Even a scientist like me can ignore some of the possible strays from real facts because the purpose here is to show than humans can survive anywhere : In space and on all kinds of extreme environments on Earth. See my recent book with Therese Encrenaz, published by Cambridge University Press, in which we discuss “Life Beyond Earth: the search for habitable worlds in the Universe”. And maybe the reason why we look for them is not only about finding other life forms, but also about discovering other places where humanity could move and inhabit when our Sun turns into a Red Giant and other places that could teach us how life emerged and how to survive in strange environments.

And even if the Clooney ghost and lost little girl melodrama do not add to the facts, I cried my eyes out with them which proves it’s a good movie, a healthy movie because humans like to get emotional in space, I know I would if I had a chance to fly out there, but I won’t – short-sighted you see… Although, in a Radio show recently someone asked me if I’d like to go to space and the same answer came out again, the one I don’t have to think about : “yes, I’d like to go, but only if I were sure not to return”. Returning takes up so much of your energy that it seems to me you won’t be able to appreciate the trip. I’d like to just sit back in a cabin and spend hours reading and contemplating the wonders in our Solar System, not having to worry about oxygen supply and lift-off and re-entry and landing and all of those things that make a space mission so cumbersome and impossible in some cases. But perhaps I’d do that only after I’m 90 or so, I’d like to take advantage of life on Earth and my family in the meantime. But maybe they won’t take me in NASA when I’m old and decrepit – I’ll have to get Sandra to give some hints about keeping fit…
But I digress again…

I’m sure we’ll land on Mars some day and we may be capable of exploring or even terraforming other planets or satellites – that’s why I got so interested in Titan in the first place : can it be a different kind of Earth that could teach us so much about our planet and life occurrence just by changing perspectives? But the most important thing, as Ulysses (Odysseus in reality) would put it, is the journey – the journey to Ithaca, the journey from Earth to planets (and back for some). Humans can do it  !

Listen to C. Kavafis : Enjoy the journey !

“Ithaca”
by Constantine P. Kavafis (1911)

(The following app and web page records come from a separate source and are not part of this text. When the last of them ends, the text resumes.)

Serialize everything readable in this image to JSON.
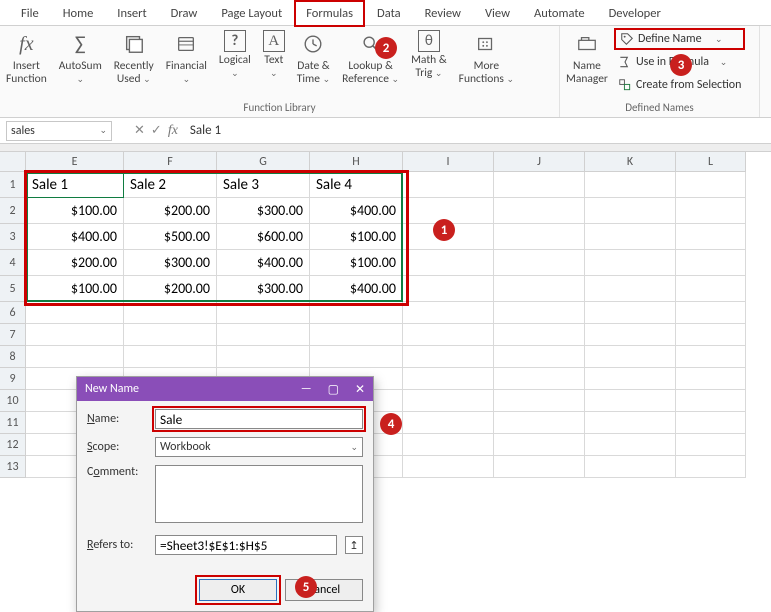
{
  "tabs": [
    "File",
    "Home",
    "Insert",
    "Draw",
    "Page Layout",
    "Formulas",
    "Data",
    "Review",
    "View",
    "Automate",
    "Developer"
  ],
  "active_tab": "Formulas",
  "ribbon": {
    "insert_function": "Insert\nFunction",
    "autosum": "AutoSum",
    "recently": "Recently\nUsed",
    "financial": "Financial",
    "logical": "Logical",
    "text": "Text",
    "date_time": "Date &\nTime",
    "lookup_ref": "Lookup &\nReference",
    "math_trig": "Math &\nTrig",
    "more_fn": "More\nFunctions",
    "group_fnlib": "Function Library",
    "name_manager": "Name\nManager",
    "define_name": "Define Name",
    "use_in_formula": "Use in Formula",
    "create_from_sel": "Create from Selection",
    "group_defnames": "Defined Names"
  },
  "namebox": "sales",
  "formula_bar": "Sale 1",
  "columns": [
    "E",
    "F",
    "G",
    "H",
    "I",
    "J",
    "K",
    "L"
  ],
  "row_numbers": [
    1,
    2,
    3,
    4,
    5,
    6,
    7,
    8,
    9,
    10,
    11,
    12,
    13
  ],
  "table": {
    "headers": [
      "Sale 1",
      "Sale 2",
      "Sale 3",
      "Sale 4"
    ],
    "rows": [
      [
        "$100.00",
        "$200.00",
        "$300.00",
        "$400.00"
      ],
      [
        "$400.00",
        "$500.00",
        "$600.00",
        "$100.00"
      ],
      [
        "$200.00",
        "$300.00",
        "$400.00",
        "$100.00"
      ],
      [
        "$100.00",
        "$200.00",
        "$300.00",
        "$400.00"
      ]
    ]
  },
  "dialog": {
    "title": "New Name",
    "name_label": "Name:",
    "name_value": "Sale",
    "scope_label": "Scope:",
    "scope_value": "Workbook",
    "comment_label": "Comment:",
    "comment_value": "",
    "refers_label": "Refers to:",
    "refers_value": "=Sheet3!$E$1:$H$5",
    "ok": "OK",
    "cancel": "Cancel"
  },
  "badges": {
    "b1": "1",
    "b2": "2",
    "b3": "3",
    "b4": "4",
    "b5": "5"
  }
}
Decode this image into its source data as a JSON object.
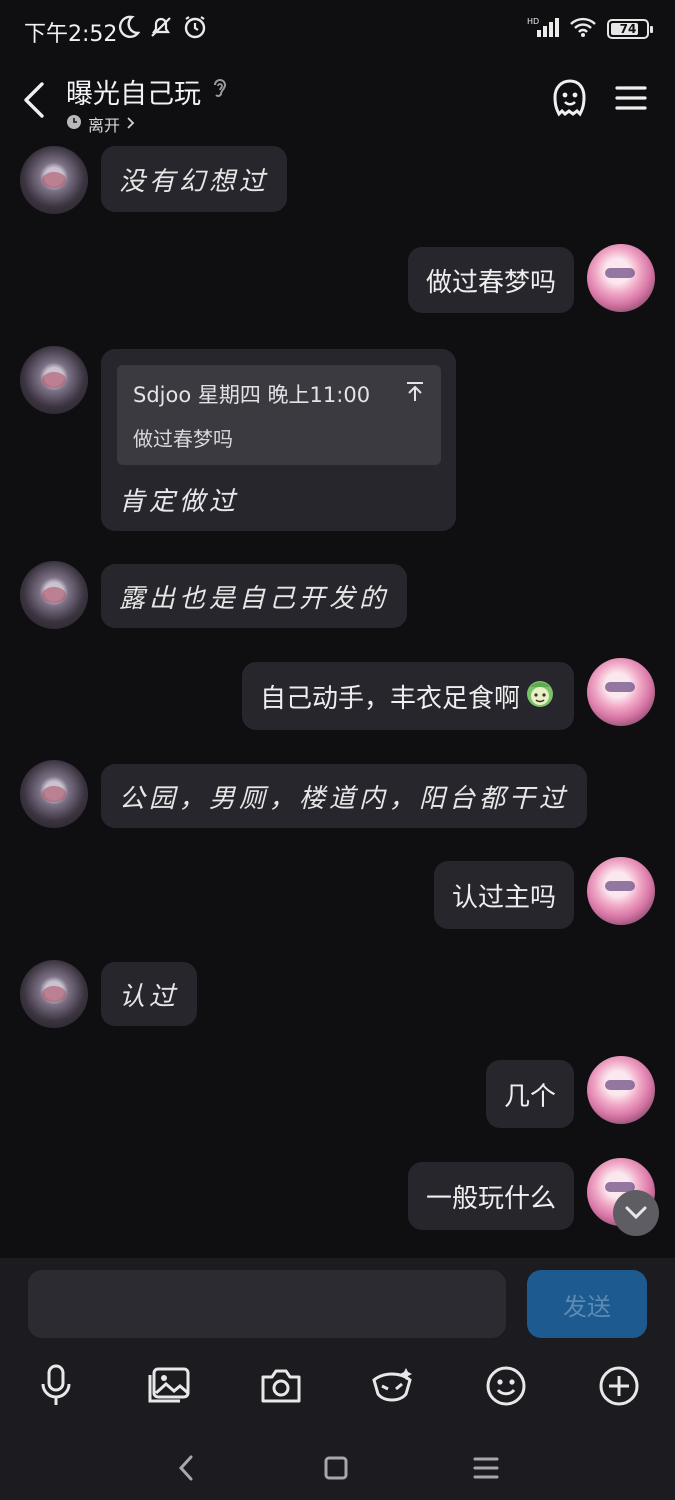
{
  "status_bar": {
    "time": "下午2:52",
    "battery": "74",
    "network": "HD"
  },
  "header": {
    "title": "曝光自己玩",
    "status": "离开"
  },
  "messages": [
    {
      "side": "left",
      "text": "没有幻想过"
    },
    {
      "side": "right",
      "text": "做过春梦吗"
    },
    {
      "side": "left",
      "quote_sender": "Sdjoo 星期四 晚上11:00",
      "quote_text": "做过春梦吗",
      "text": "肯定做过"
    },
    {
      "side": "left",
      "text": "露出也是自己开发的"
    },
    {
      "side": "right",
      "text": "自己动手，丰衣足食啊"
    },
    {
      "side": "left",
      "text": "公园，男厕，楼道内，阳台都干过"
    },
    {
      "side": "right",
      "text": "认过主吗"
    },
    {
      "side": "left",
      "text": "认过"
    },
    {
      "side": "right",
      "text": "几个"
    },
    {
      "side": "right",
      "text": "一般玩什么"
    }
  ],
  "input": {
    "placeholder": "",
    "send_label": "发送"
  },
  "toolbar": {
    "items": [
      "microphone-icon",
      "image-icon",
      "camera-icon",
      "emoji-mask-icon",
      "smiley-icon",
      "plus-icon"
    ]
  },
  "colors": {
    "background": "#0f0f12",
    "bubble": "#26262c",
    "send": "#1d5a8f"
  }
}
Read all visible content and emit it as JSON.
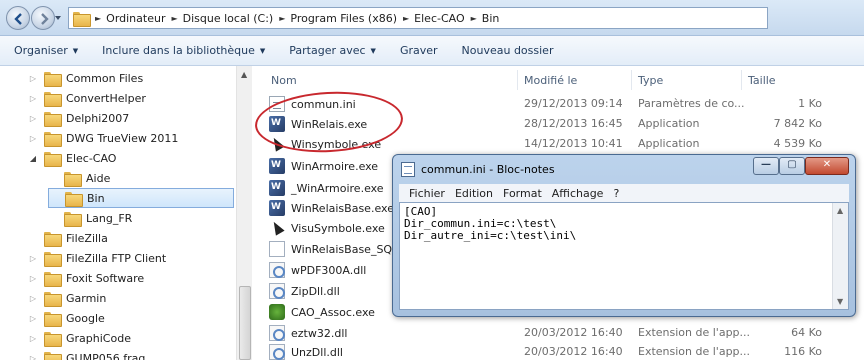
{
  "breadcrumb": {
    "segments": [
      "Ordinateur",
      "Disque local (C:)",
      "Program Files (x86)",
      "Elec-CAO",
      "Bin"
    ]
  },
  "toolbar": {
    "organize": "Organiser",
    "include_library": "Inclure dans la bibliothèque",
    "share_with": "Partager avec",
    "burn": "Graver",
    "new_folder": "Nouveau dossier"
  },
  "tree": [
    {
      "label": "Common Files"
    },
    {
      "label": "ConvertHelper"
    },
    {
      "label": "Delphi2007"
    },
    {
      "label": "DWG TrueView 2011"
    },
    {
      "label": "Elec-CAO"
    },
    {
      "label": "Aide"
    },
    {
      "label": "Bin"
    },
    {
      "label": "Lang_FR"
    },
    {
      "label": "FileZilla"
    },
    {
      "label": "FileZilla FTP Client"
    },
    {
      "label": "Foxit Software"
    },
    {
      "label": "Garmin"
    },
    {
      "label": "Google"
    },
    {
      "label": "GraphiCode"
    },
    {
      "label": "GUMP056 frag"
    }
  ],
  "columns": {
    "name": "Nom",
    "modified": "Modifié le",
    "type": "Type",
    "size": "Taille"
  },
  "files": [
    {
      "name": "commun.ini",
      "date": "29/12/2013 09:14",
      "type": "Paramètres de co...",
      "size": "1 Ko",
      "icon": "ini-file-icon"
    },
    {
      "name": "WinRelais.exe",
      "date": "28/12/2013 16:45",
      "type": "Application",
      "size": "7 842 Ko",
      "icon": "exe-icon"
    },
    {
      "name": "Winsymbole.exe",
      "date": "14/12/2013 10:41",
      "type": "Application",
      "size": "4 539 Ko",
      "icon": "exe-icon"
    },
    {
      "name": "WinArmoire.exe",
      "date": "",
      "type": "",
      "size": "",
      "icon": "exe-icon"
    },
    {
      "name": "_WinArmoire.exe",
      "date": "",
      "type": "",
      "size": "",
      "icon": "exe-icon"
    },
    {
      "name": "WinRelaisBase.exe",
      "date": "",
      "type": "",
      "size": "",
      "icon": "exe-icon"
    },
    {
      "name": "VisuSymbole.exe",
      "date": "",
      "type": "",
      "size": "",
      "icon": "exe-icon"
    },
    {
      "name": "WinRelaisBase_SQL",
      "date": "",
      "type": "",
      "size": "",
      "icon": "file-icon"
    },
    {
      "name": "wPDF300A.dll",
      "date": "",
      "type": "",
      "size": "",
      "icon": "dll-icon"
    },
    {
      "name": "ZipDll.dll",
      "date": "",
      "type": "",
      "size": "",
      "icon": "dll-icon"
    },
    {
      "name": "CAO_Assoc.exe",
      "date": "",
      "type": "",
      "size": "",
      "icon": "exe-icon"
    },
    {
      "name": "eztw32.dll",
      "date": "20/03/2012 16:40",
      "type": "Extension de l'app...",
      "size": "64 Ko",
      "icon": "dll-icon"
    },
    {
      "name": "UnzDll.dll",
      "date": "20/03/2012 16:40",
      "type": "Extension de l'app...",
      "size": "116 Ko",
      "icon": "dll-icon"
    }
  ],
  "notepad": {
    "title": "commun.ini - Bloc-notes",
    "menu": [
      "Fichier",
      "Edition",
      "Format",
      "Affichage",
      "?"
    ],
    "content": "[CAO]\nDir_commun.ini=c:\\test\\\nDir_autre_ini=c:\\test\\ini\\"
  }
}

When you set out on your journey to Ithaca,
pray that the road is long,
full of adventure, full of knowledge.
The Lestrygonians and the Cyclops,
the angry Poseidon — do not fear them:
You will never find such as these on your path,
if your thoughts remain lofty, if a fine
emotion touches your spirit and your body.
The Lestrygonians and the Cyclops,
the fierce Poseidon you will never encounter,
if you do not carry them within your soul,
if your soul does not set them up before you.

Pray that the road is long.
That the summer mornings are many, when,
with such pleasure, with such joy
you will enter ports seen for the first time;
stop at Phoenician markets,
and purchase fine merchandise,
mother-of-pearl and coral, amber and ebony,
and sensual perfumes of all kinds,
as many sensual perfumes as you can;
visit many Egyptian cities,
to learn and learn from scholars.

Always keep Ithaca in your mind.
To arrive there is your ultimate goal.
But do not hurry the voyage at all.
It is better to let it last for many years;
and to anchor at the island when you are old,
rich with all you have gained on the way,
not expecting that Ithaca will offer you riches.

Ithaca has given you the beautiful voyage.
Without her you would have never set out on the road.
She has nothing more to give you.

And if you find her poor, Ithaca has not deceived you.
Wise as you have become, with so much experience,
you must already have understood what Ithacas mean.”

Yes, this is a bit of windy Mars. Really.

ESP_034234_1255_1.0xA piece of Mars: Yep, this is really Mars. It’s a tiny bit (600×450 m) of the southwestern side of a large dune in the southern midlatitudes. The dark lines are furrows that are thought to be carved by blocks of CO2 ice that slide down in the spring. The tiny stripes are ~4m wavelength windblown ripples that are just starting to get covered in seasonal frost. Both the furrows and ripples are likely to be active today. (ESP_034234_1255, NASA/JPL/Univ. of Arizona)